Traffic control on and around a worksite has two key aims: to manage risks and to ensure the work gets done quickly but properly. Neither aim can be achieved in isolation. This is why traffic management is an important process. It ensures the safety of everyone while reducing the time and money spent on any one project.
So, let’s have a look at some of the specific reasons why worksite traffic control is so important.
So everyone knows what is happening
From workers to drivers to pedestrians, everyone needs to know what is happening on and around a worksite. However, good traffic management is about ensuring everyone understands the rules that are applicable to them and aren’t overburdened by extraneous rules and regulations.
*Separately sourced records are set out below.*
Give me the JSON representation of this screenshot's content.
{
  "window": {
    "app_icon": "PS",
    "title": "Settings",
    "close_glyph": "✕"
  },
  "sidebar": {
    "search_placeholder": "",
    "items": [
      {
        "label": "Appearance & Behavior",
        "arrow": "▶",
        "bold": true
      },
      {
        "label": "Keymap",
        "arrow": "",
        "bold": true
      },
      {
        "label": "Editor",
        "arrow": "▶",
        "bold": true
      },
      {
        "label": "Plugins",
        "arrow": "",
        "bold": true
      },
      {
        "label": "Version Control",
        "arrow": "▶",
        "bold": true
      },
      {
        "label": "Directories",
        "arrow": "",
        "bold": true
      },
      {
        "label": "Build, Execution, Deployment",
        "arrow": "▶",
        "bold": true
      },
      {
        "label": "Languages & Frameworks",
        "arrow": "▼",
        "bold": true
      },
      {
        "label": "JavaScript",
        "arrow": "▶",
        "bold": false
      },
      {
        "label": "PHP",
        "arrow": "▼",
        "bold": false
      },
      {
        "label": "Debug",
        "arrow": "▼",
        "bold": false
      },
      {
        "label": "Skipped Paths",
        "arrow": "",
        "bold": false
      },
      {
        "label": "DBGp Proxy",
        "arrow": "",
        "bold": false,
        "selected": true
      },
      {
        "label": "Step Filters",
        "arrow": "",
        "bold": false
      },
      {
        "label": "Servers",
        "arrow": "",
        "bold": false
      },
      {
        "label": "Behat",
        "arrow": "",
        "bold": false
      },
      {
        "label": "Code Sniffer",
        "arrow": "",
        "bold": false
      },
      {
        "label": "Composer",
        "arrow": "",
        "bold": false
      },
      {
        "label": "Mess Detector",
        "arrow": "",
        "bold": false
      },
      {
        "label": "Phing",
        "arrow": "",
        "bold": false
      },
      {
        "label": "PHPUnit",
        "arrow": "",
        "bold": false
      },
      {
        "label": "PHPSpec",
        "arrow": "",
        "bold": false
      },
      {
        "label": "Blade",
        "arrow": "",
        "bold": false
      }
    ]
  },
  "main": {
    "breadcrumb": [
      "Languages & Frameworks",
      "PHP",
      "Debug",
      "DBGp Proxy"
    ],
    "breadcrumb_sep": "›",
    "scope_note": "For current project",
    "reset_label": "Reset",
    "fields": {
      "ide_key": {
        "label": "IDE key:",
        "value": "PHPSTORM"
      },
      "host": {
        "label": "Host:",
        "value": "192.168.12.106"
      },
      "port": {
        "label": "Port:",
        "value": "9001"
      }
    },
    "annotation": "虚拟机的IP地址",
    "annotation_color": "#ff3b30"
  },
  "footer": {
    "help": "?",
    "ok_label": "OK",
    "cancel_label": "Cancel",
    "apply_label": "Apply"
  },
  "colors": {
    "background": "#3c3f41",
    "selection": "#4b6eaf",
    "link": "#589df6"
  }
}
As a rule of thumb, everyone needs to know where they can and cannot go safely. For workers, this may include clearly marking high-risk areas and advising what safety measures should be taken, like wearing a hard hat.
Pedestrians and drivers need to be informed about where machinery enters and exits the site. They may also need to be directed to stop when machinery is entering or leaving the construction zone.
Alternatively, pedestrians and drivers may need to be directed to take a detour around the site if machinery is frequently moving or there is an ongoing risk around the site. This could be when a crane is being used and its path goes over the nearby road and footpath.
Further, drivers need to be informed of changed conditions. This could include changes to the road’s surface, closed lanes and reduced speeds. By informing drivers of these changed conditions, they can proceed with caution. In doing so, risks to others are reduced.
If drivers fail to take proper caution despite being informed, for instance driving over 40km/h in a construction zone, fines of over $1000 can be issued.
Pedestrians also need to be alerted to changed conditions for their own safety. As noted above, they may need to take a detour, such as crossing to the other side of the street to avoid overhead hazards.
Construction work can often create tripping hazards for pedestrians. For example, footpath repairs often require temporary resurfacing or bridging, and this can change the walking conditions and create potential trip hazards for pedestrians. Effective traffic management would clearly indicate the hazards, minimise the risk and even provide alternative routes for people with disabilities.
So delays can be reduced
Although it may seem that some methods to manage risks result in delays, they are ultimately designed to ensure the job is finished as efficiently as possible. Traffic management is aimed at mitigating risk and ensuring the safe and steady flow of traffic.
Reducing speed limits to 40kmph around a worksite may seem like it’s slowing traffic and increasing delays. However, by slowing traffic and reducing the risk of accident, it’s actually reducing the risk of much greater delays caused by traffic accidents.
Any accident could not only affect traffic passing the worksite, but could also damage machinery or close down the worksite, leading to delays in the project.
Traffic management is an important necessity as we continue to build, develop and repair structures and infrastructure. From new high-rise buildings to retarmacking a country road, there needs to be a happy balance between safety and efficiency.